PHILADELPHIA -- A new rule has gone into effect this week in Philadelphia requiring chain restaurants to post warning labels next to menu items that are high in salt.
Warnings will be shown for any menu item that has more than 2,300 milligrams, which is the recommended sodium total for an entire day.
Restaurants with 15 or more locations are required to post the warnings under the new regulation by Saturday.
Some Philadelphia residents told Action News they don't think knowing how much sodium is in their meal will change their mind on ordering the menu item.
"It's up to you to really be accountable, not the restaurants," said Richard Lawrence.
However, other residents said they think this will help them make healthier choices.

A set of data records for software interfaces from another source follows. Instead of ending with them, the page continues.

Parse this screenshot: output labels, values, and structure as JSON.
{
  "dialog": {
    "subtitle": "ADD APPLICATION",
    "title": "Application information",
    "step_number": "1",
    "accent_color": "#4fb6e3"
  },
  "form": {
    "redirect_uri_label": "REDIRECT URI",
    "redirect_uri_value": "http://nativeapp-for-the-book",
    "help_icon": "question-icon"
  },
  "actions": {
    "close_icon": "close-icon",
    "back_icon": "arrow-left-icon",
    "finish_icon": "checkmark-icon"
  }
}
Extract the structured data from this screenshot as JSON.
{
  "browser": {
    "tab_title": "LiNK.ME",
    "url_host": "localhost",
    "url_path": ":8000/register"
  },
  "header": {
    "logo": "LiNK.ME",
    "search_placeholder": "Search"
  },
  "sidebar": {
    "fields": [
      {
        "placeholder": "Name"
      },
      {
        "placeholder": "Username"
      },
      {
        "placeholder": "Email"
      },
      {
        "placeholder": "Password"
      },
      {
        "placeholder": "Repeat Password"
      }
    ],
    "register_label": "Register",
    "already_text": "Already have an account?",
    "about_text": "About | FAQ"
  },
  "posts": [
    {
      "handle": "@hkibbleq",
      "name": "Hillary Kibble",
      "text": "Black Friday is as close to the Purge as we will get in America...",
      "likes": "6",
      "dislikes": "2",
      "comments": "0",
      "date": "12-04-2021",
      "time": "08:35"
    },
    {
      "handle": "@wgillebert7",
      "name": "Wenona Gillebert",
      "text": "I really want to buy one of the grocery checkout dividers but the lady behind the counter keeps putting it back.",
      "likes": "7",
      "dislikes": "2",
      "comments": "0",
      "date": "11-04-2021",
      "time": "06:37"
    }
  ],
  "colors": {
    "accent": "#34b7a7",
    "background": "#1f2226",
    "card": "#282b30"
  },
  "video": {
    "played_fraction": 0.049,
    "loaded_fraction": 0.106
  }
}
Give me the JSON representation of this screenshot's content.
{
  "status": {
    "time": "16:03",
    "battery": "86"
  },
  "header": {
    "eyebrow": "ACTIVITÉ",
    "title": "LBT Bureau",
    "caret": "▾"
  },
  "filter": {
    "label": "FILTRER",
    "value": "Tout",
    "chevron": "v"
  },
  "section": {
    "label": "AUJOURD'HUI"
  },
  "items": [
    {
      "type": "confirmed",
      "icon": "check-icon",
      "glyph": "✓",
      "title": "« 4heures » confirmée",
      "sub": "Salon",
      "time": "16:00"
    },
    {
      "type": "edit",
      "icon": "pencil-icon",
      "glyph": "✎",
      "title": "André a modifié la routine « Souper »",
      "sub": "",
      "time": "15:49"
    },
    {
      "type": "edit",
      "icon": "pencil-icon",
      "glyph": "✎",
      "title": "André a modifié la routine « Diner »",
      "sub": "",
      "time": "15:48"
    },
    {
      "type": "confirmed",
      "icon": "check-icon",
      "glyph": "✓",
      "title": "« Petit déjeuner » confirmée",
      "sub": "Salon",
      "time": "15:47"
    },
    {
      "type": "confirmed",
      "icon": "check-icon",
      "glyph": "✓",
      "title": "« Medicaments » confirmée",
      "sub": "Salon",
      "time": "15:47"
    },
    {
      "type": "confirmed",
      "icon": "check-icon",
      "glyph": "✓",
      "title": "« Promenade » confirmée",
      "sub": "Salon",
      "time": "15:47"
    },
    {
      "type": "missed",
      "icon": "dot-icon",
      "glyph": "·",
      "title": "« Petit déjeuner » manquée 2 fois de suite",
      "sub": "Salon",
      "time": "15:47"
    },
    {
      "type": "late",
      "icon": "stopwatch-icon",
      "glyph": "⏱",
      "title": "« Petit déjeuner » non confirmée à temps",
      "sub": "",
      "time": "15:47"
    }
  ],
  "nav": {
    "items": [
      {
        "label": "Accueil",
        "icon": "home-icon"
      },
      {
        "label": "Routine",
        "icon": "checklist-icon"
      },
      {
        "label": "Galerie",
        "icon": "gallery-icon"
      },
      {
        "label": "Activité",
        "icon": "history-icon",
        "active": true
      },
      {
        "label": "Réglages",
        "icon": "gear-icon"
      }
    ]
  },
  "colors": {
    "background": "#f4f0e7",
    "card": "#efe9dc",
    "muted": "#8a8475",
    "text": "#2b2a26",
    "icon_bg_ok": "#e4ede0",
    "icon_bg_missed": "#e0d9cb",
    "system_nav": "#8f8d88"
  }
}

"That's a great idea, it would save a lot of lives," said Teaira Strickland.
The legislation was signed by Mayor Jim Kenney last fall after City Council passed the requirement in 2018.
Philadelphia Health Commissioner Dr. Thomas Farley says the labels can help customers make healthier food choices.
"For years, healthcare providers have told patients suffering from hypertension and heart disease to cut back on sodium in their diet, and they have listened and put the salt shakers away," said Farley. "We now know, however, that the largest source of sodium in American's diets are in packaged and restaurant foods. These warning labels will help Philadelphians take charge of their diet and make the right choices for their health."
Officials say Philadelphia has one of the highest rates of hypertension and premature deaths due to heart disease. Eating too much sodium plays a big factor.
Philadelphia's salt warning rule takes effect at chain restaurants